When choosing or changing a career, it is best to align your core job duties with your natural strengths… so that what you do day in and day out energizes rather than drains you.
This is the core principle of my career practice because it leads to many career benefits—a topic I have explored and explained on many occasions in this blog.
Nevertheless, it is important to acknowledge other factors. When advising clients, we often weigh their priorities and preferences.
Sometimes, we even use a chart that gives a number score to each factor, which helps them with their decision.
Money – what you need in the short term, what you want in the long term
Health & Dental benefits – especially important as we get older (or sicker)
Pension – a forced savings plan that is provides some security in an uncertain future
Vacation – what you need in the short term, what you want in the long term
Other benefits – e.g. stock options, tuition reimbursement, car allowance
Work/life balance – when hybrid work and flexibility for childcare is a high priority
Company culture – good relationship with your boss and colleagues

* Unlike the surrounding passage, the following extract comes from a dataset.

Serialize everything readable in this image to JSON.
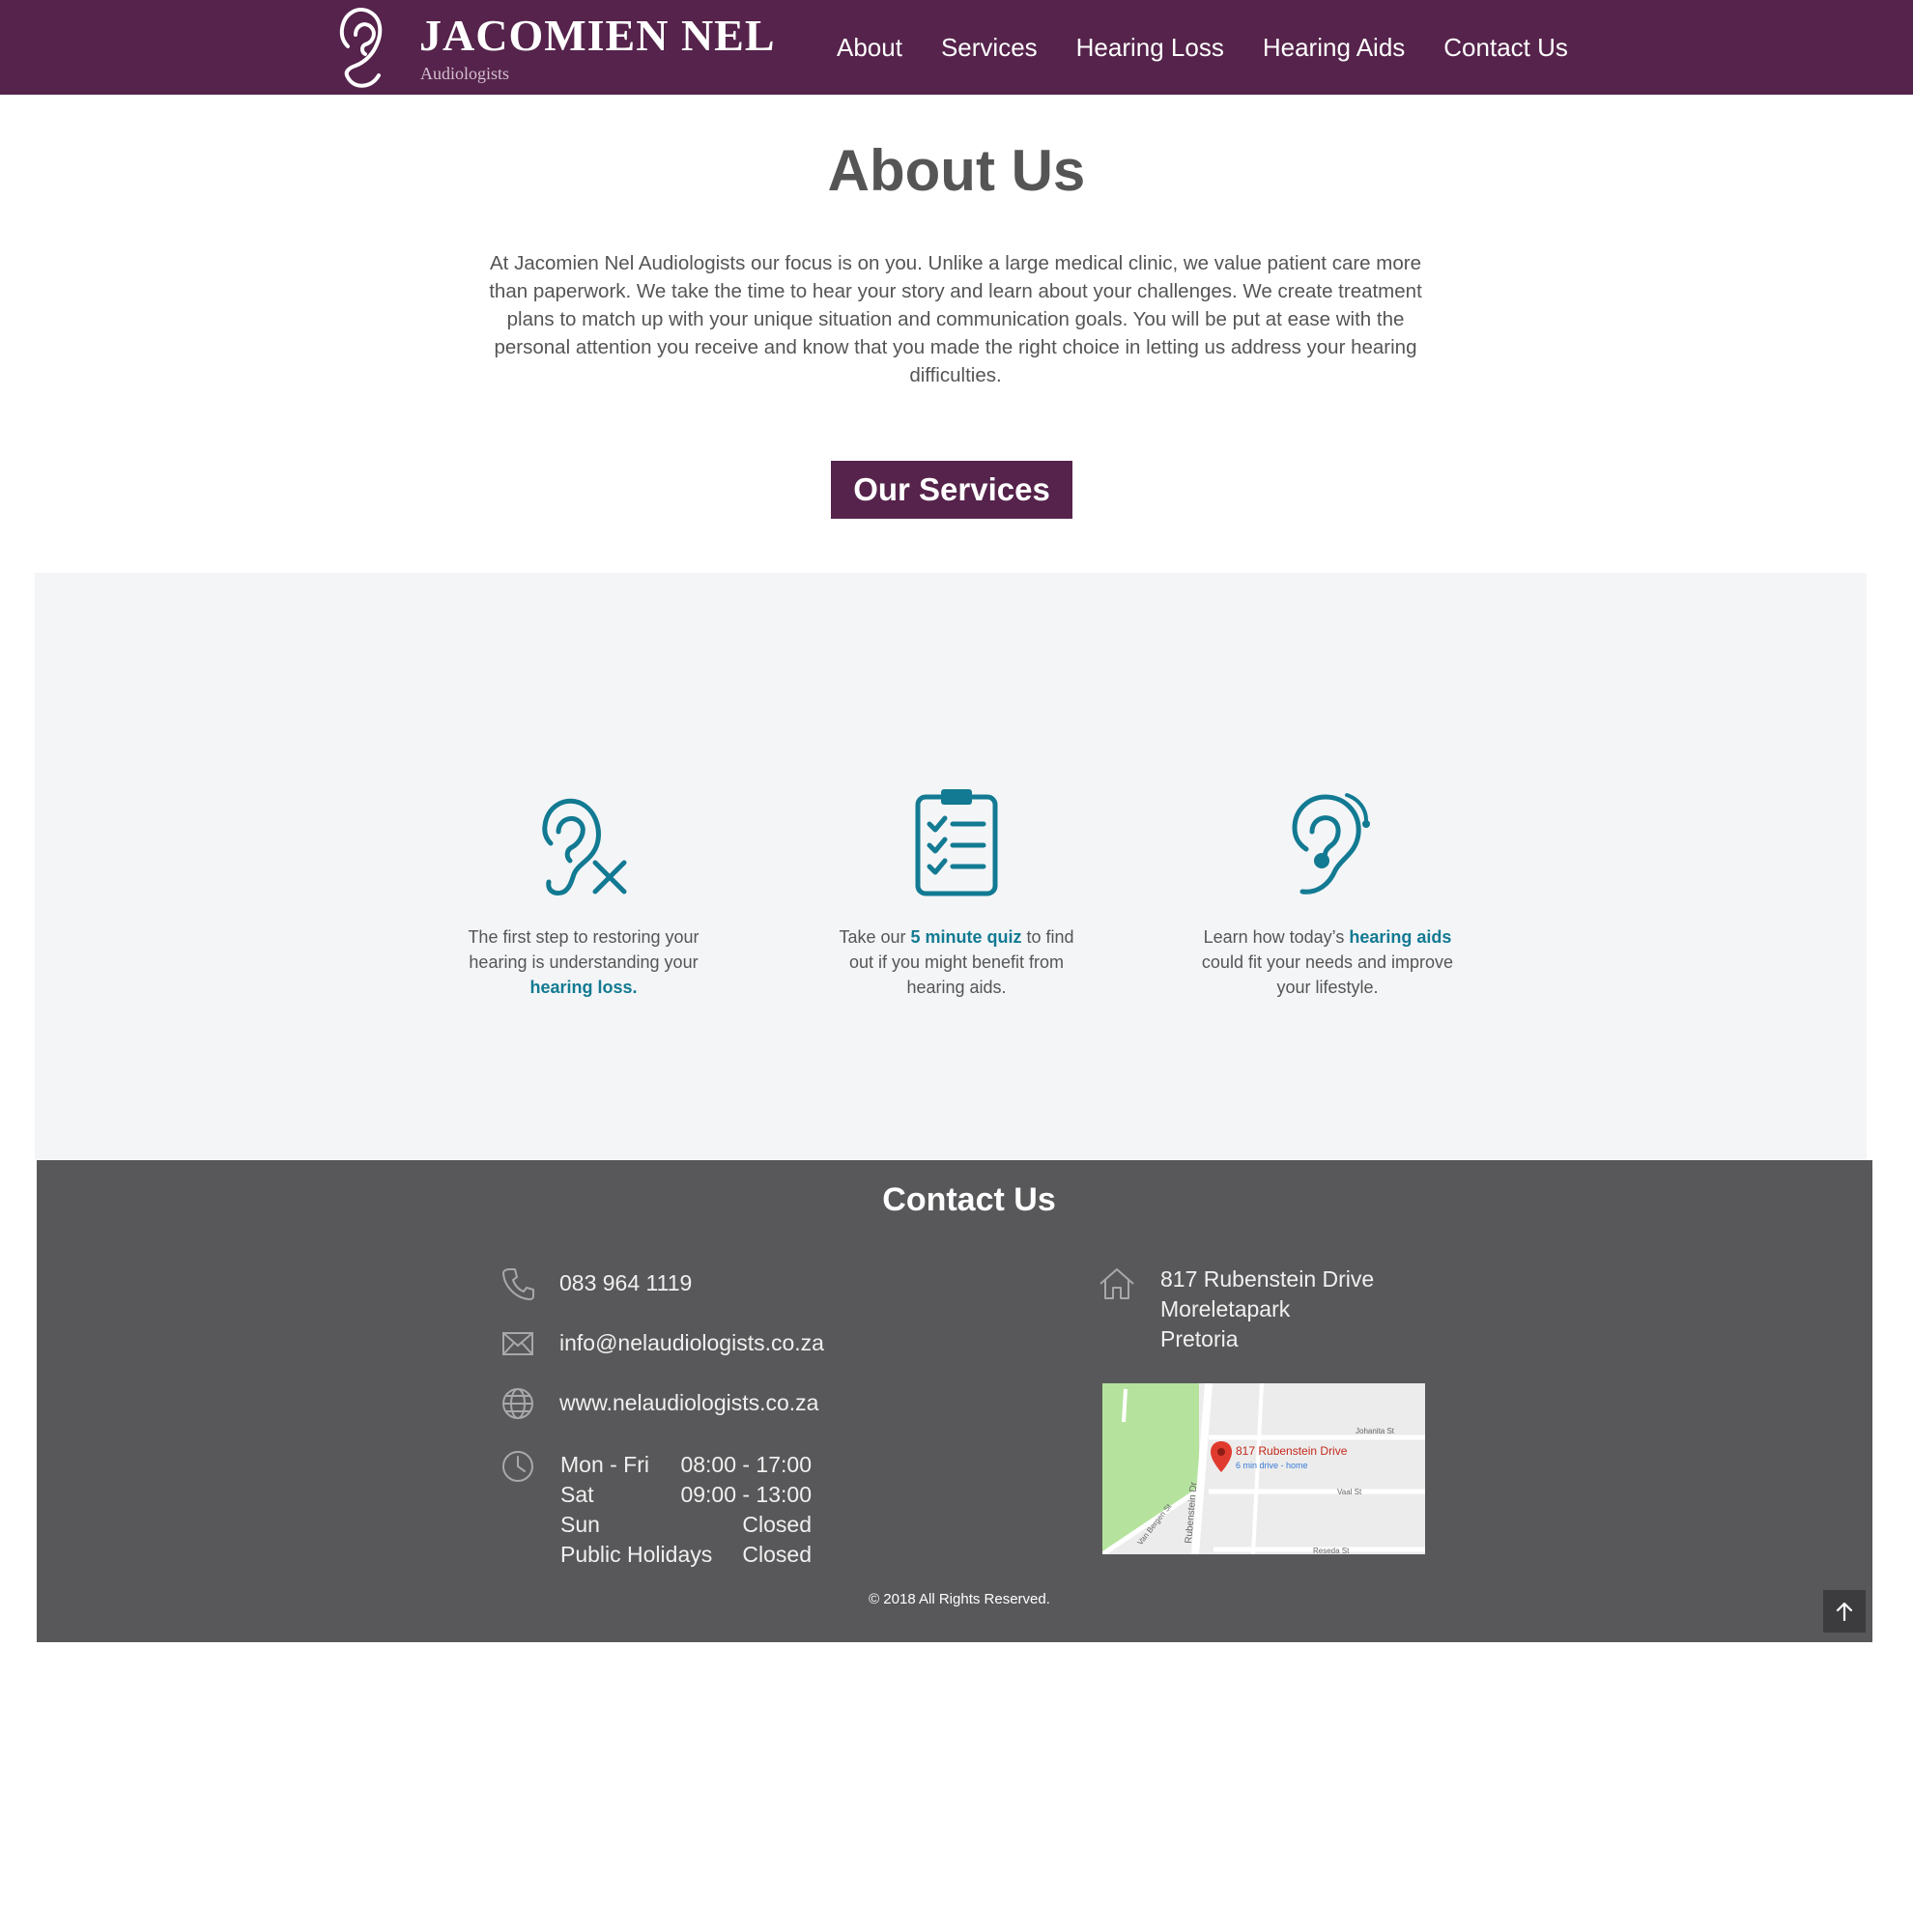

Stability – depends on your responsibilities and obligations, even your personality
Career advancement – opportunity to grow professionally
Timing – some factors we can’t control and we must react to circumstances

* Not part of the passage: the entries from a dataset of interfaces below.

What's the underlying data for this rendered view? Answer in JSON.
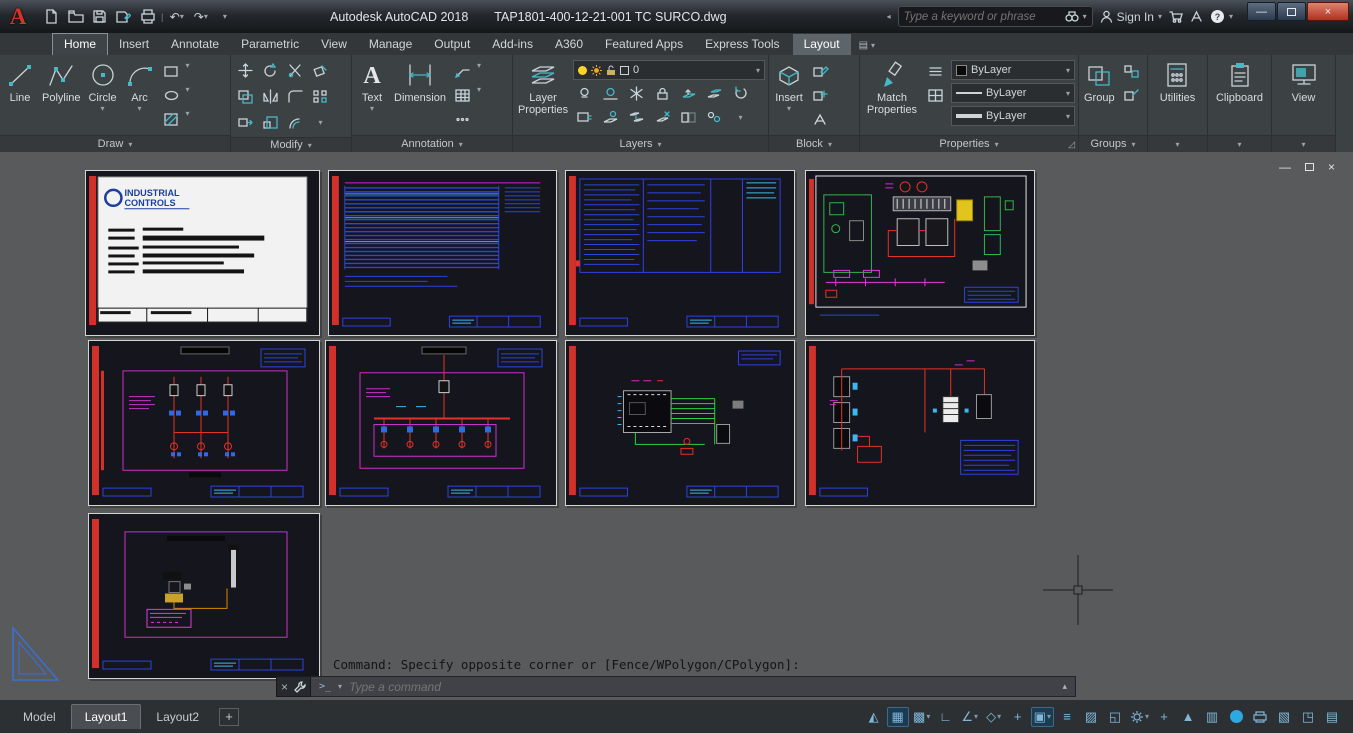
{
  "titlebar": {
    "app_title": "Autodesk AutoCAD 2018",
    "doc_title": "TAP1801-400-12-21-001  TC SURCO.dwg",
    "search_placeholder": "Type a keyword or phrase",
    "sign_in_label": "Sign In"
  },
  "ribbon": {
    "tabs": [
      "Home",
      "Insert",
      "Annotate",
      "Parametric",
      "View",
      "Manage",
      "Output",
      "Add-ins",
      "A360",
      "Featured Apps",
      "Express Tools",
      "Layout"
    ],
    "active_tab": "Home",
    "panels": {
      "draw": {
        "label": "Draw",
        "line": "Line",
        "polyline": "Polyline",
        "circle": "Circle",
        "arc": "Arc"
      },
      "modify": {
        "label": "Modify"
      },
      "annotation": {
        "label": "Annotation",
        "text": "Text",
        "dimension": "Dimension"
      },
      "layers": {
        "label": "Layers",
        "layer_properties": "Layer Properties",
        "current_layer": "0"
      },
      "block": {
        "label": "Block",
        "insert": "Insert"
      },
      "properties": {
        "label": "Properties",
        "match_properties": "Match Properties",
        "color_value": "ByLayer",
        "linetype_value": "ByLayer",
        "lineweight_value": "ByLayer"
      },
      "groups": {
        "label": "Groups",
        "group": "Group"
      },
      "utilities": {
        "label": "Utilities"
      },
      "clipboard": {
        "label": "Clipboard"
      },
      "view": {
        "label": "View"
      }
    }
  },
  "canvas": {
    "sheet1_logo_line1": "INDUSTRIAL",
    "sheet1_logo_line2": "CONTROLS"
  },
  "command": {
    "history_line": "Command: Specify opposite corner or [Fence/WPolygon/CPolygon]:",
    "input_placeholder": "Type a command"
  },
  "bottombar": {
    "tabs": [
      "Model",
      "Layout1",
      "Layout2"
    ],
    "active_tab": "Layout1",
    "new_layout_label": "+"
  },
  "colors": {
    "close_button_red": "#b03121",
    "sheet_red_bar": "#d2302a",
    "sheet_blue": "#2c43e0",
    "sheet_magenta": "#cc2fcc",
    "sheet_green": "#2ecc40",
    "accent_teal": "#45b9c6"
  }
}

Simply listing each of these factors in terms of priority (e.g. 1=high, 2=moderate, 3=low) can help you separate reason from feelings when considering a career choice or change.
If you need help with your career decision-making, contact me to discuss.